What was interesting, apart from the ideas put forward, was the clear desire of the Party officials leading the discussions to learn from experience in third countries. They asked probing question such as whether a social security system in a rich country such as France could work in China without bankrupting the country. They acknowledged the Party had been slow to comprehend the potential damage of climate change but now the government was taking decisive action. Green technology was a top priority. They also seemed to accept the inevitability of introducing more democracy in China but warned that it would have to be done in a controlled manner, otherwise the country might break apart. This would not be in anyone’s interest except ‘foreign powers.’

But there was also a defensive tone to their replies. They were working ‘solely for the good of the people’ and not ‘careerists out for personal gain.’ This had a hollow ring, especially when China Daily has been reporting the dismissal and even arrest of many Party officials for corruption.  

I asked one delegate whether this might have been a put-on display for a visiting Westerner. No, she replied, ‘I have been at two such re-training events and they were quite similar to this one.’

Emboldened by China’s remarkable economic growth and the recognition that China’s future is inextricably linked to the rest of the world, the Party seems to be making a genuine effort to understand how they might harness best practices in third countries.

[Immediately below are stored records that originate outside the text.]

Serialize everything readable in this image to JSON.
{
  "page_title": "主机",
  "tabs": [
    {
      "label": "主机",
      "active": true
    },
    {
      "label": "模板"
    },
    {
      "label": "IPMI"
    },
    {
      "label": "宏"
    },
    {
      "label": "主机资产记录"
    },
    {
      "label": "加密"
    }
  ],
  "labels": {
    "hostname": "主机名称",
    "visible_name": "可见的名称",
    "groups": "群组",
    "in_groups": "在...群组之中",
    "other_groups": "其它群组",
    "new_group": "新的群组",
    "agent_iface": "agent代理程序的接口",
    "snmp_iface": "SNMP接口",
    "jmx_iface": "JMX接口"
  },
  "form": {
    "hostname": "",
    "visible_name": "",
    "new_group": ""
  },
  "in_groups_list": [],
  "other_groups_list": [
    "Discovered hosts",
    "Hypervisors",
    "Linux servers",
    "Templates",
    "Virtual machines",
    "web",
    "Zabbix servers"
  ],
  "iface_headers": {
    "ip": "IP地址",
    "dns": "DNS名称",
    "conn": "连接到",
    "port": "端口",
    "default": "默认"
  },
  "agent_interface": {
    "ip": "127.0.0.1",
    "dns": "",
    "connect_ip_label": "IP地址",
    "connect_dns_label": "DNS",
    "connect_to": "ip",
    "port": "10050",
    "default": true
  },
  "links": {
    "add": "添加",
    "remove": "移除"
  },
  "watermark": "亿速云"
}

Capitalism may be on the retreat elsewhere but today’s China would certainly please Adam Smith. Mao, however, must be turning in his grave.